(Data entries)
--- START ---

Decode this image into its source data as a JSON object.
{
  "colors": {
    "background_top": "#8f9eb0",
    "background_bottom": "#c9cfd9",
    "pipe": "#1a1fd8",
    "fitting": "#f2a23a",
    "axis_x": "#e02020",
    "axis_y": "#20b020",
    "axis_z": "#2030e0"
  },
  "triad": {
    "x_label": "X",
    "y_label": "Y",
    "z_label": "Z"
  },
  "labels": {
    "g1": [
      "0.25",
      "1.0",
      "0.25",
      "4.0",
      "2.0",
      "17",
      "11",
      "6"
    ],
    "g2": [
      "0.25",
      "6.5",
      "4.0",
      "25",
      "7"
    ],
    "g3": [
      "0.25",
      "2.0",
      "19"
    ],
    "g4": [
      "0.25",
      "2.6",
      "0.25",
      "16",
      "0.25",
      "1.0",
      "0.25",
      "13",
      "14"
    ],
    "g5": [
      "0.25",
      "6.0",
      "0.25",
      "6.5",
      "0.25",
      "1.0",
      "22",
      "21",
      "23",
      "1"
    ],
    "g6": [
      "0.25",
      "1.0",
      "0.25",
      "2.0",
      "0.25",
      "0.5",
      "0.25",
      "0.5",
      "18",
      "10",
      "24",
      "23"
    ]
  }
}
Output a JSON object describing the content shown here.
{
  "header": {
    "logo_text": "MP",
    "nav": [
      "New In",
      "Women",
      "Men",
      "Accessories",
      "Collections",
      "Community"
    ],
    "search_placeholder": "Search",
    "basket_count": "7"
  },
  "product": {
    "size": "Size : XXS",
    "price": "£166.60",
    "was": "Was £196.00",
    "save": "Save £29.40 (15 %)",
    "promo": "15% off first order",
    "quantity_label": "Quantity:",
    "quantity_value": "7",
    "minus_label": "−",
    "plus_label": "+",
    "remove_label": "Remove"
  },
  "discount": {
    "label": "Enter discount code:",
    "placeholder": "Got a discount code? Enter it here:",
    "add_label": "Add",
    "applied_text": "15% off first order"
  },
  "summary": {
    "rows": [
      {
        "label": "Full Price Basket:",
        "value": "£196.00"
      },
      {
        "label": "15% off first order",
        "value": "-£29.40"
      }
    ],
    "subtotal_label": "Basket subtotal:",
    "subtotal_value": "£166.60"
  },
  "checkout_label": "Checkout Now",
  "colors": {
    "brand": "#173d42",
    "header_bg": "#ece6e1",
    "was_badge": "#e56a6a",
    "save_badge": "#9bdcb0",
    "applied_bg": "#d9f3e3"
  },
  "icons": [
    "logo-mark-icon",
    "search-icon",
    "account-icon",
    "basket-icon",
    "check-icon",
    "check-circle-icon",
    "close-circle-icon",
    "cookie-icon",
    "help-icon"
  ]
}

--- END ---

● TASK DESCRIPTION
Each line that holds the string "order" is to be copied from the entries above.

● TASK SOLUTION
    "promo": "15% off first order",
    "applied_text": "15% off first order"
        "label": "15% off first order",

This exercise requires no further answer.